Soon after our little detour we were running through Biddiyah, prior to turning off once again into the desert, in the Wahiba sands area. The wind was really whipping up the sand – not quite a sandstorm, but certainly enough to make it uncomfortable standing outside.

We arrived at our camp soon after.

If you look at the dunes on the right above, you can see the wind whipping the sand up – and sand was everywhere.

Camp manager Patrick, waiter Janaka and cook were the same team as we had looking after us in the moutains, so a joyful (and warm!) reunion ensued! The tents this time, fittingly, were bedouin style, made of woven sheep and goat hair.

and perfectly comfortable (of their sort).

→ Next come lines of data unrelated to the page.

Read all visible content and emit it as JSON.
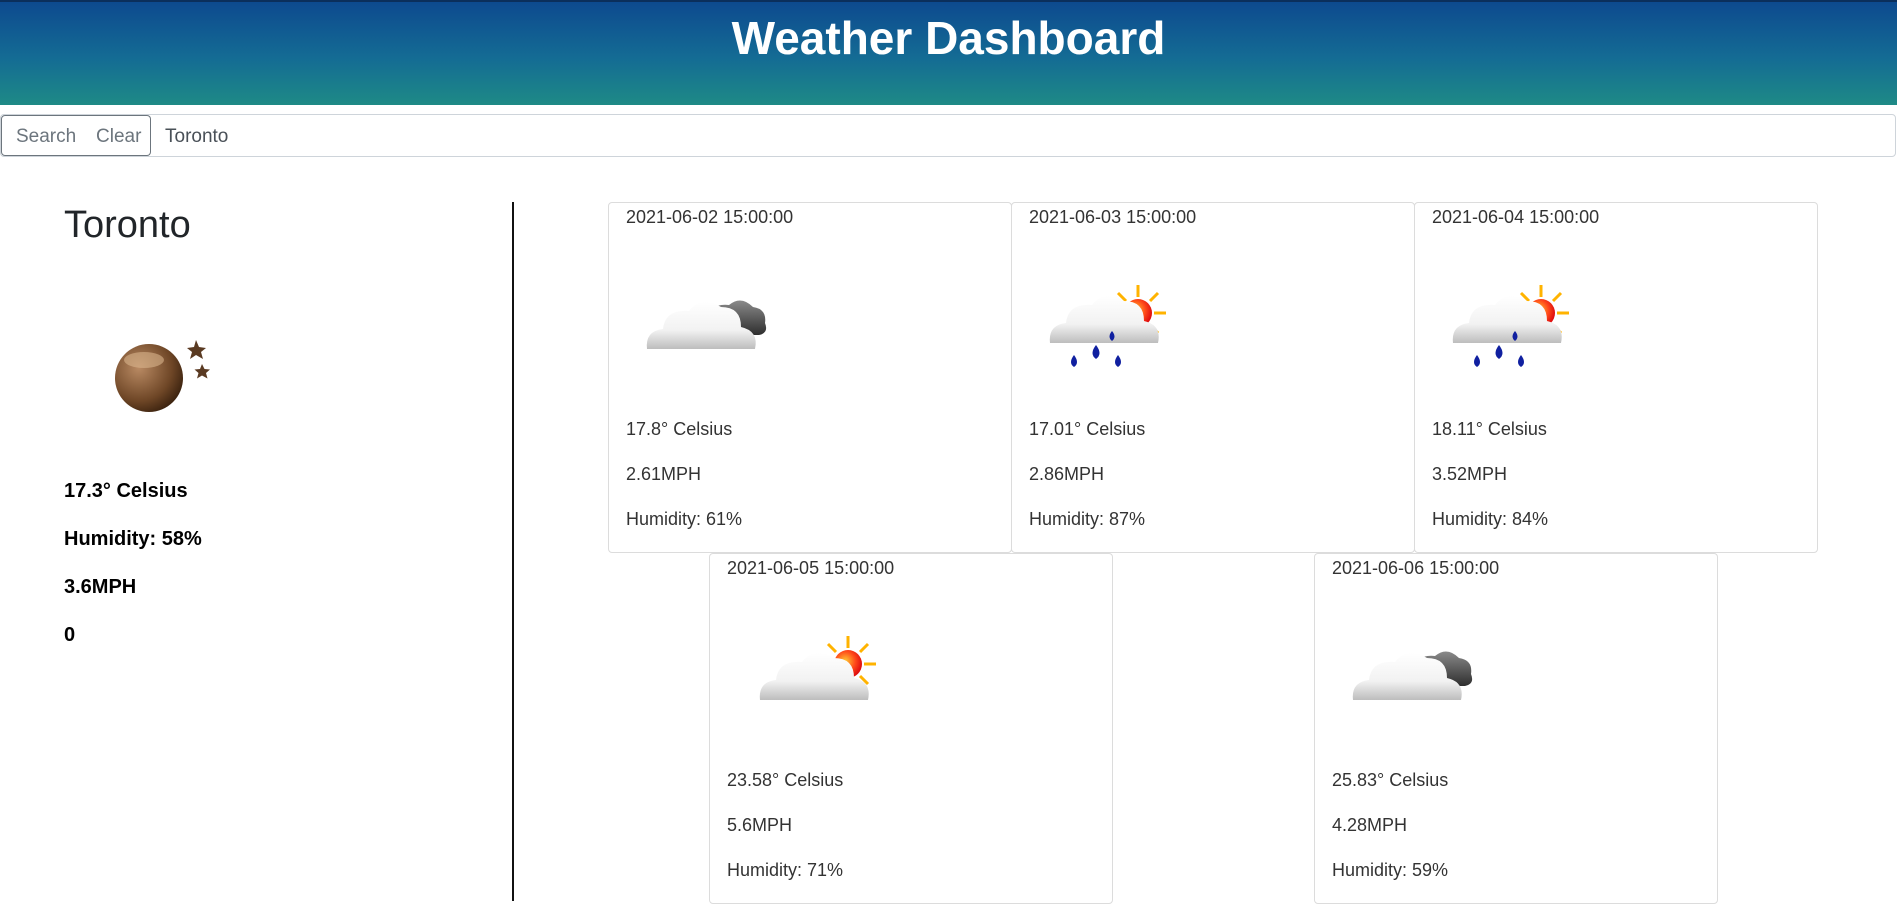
{
  "header": {
    "title": "Weather Dashboard"
  },
  "search": {
    "search_label": "Search",
    "clear_label": "Clear",
    "value": "Toronto"
  },
  "current": {
    "city": "Toronto",
    "icon": "moon-night-icon",
    "temp": "17.3° Celsius",
    "humidity": "Humidity: 58%",
    "wind": "3.6MPH",
    "uv": "0"
  },
  "forecast": [
    {
      "date": "2021-06-02 15:00:00",
      "icon": "cloudy-icon",
      "temp": "17.8° Celsius",
      "wind": "2.61MPH",
      "humidity": "Humidity: 61%"
    },
    {
      "date": "2021-06-03 15:00:00",
      "icon": "rain-sun-icon",
      "temp": "17.01° Celsius",
      "wind": "2.86MPH",
      "humidity": "Humidity: 87%"
    },
    {
      "date": "2021-06-04 15:00:00",
      "icon": "rain-sun-icon",
      "temp": "18.11° Celsius",
      "wind": "3.52MPH",
      "humidity": "Humidity: 84%"
    },
    {
      "date": "2021-06-05 15:00:00",
      "icon": "partly-sunny-icon",
      "temp": "23.58° Celsius",
      "wind": "5.6MPH",
      "humidity": "Humidity: 71%"
    },
    {
      "date": "2021-06-06 15:00:00",
      "icon": "cloudy-icon",
      "temp": "25.83° Celsius",
      "wind": "4.28MPH",
      "humidity": "Humidity: 59%"
    }
  ]
}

Patrick reminded us to be careful about our footwear. He had checked for scorpions and cleared the main camp area, but in any case, it was worth taking care and not walking around barefoot. Scorpions tend to bury themselves just below the surface of the sand, so it’s very difficult to see them. We went on a scorpion hunt later that evening and Patrick had with him a neat trick for detecting scorpions – an ultraviolet light, which really reveals them. So, for example, you might hardly notice one just below the surface

but he/she/it becomes much clearer under the UV light:

We found a couple of them around the site, a good reminder to take care. The pictures really are quite remarkable!

A scorpion under ultra violet light

We had another splendid dinner, although we had to move the table into the majlis as the wind was still gusting and sending the sand flying. The camp crew fought a losing battle sweeping and clearing our bedroom and bathroom tents, only for everything in them to be covered in sand again in no time. After a couple of gins and a convivial chat with Patrick we retired to bed (along with a cricket or two, much to the surprise of the crew who have never had crickets in the desert camps before. Jane had to pursue and catch one of them twice before successfully ejecting it from our bedroom tent). I tried my hand at taking pictures of the stars, but I’d frankly had one gin too many and the best I can say is that lessons were learned for the following evening. I will post the results of those efforts, and the photos from the rest of the day in tomorrow’s blog post, which I hope you’ll want to read. See you there?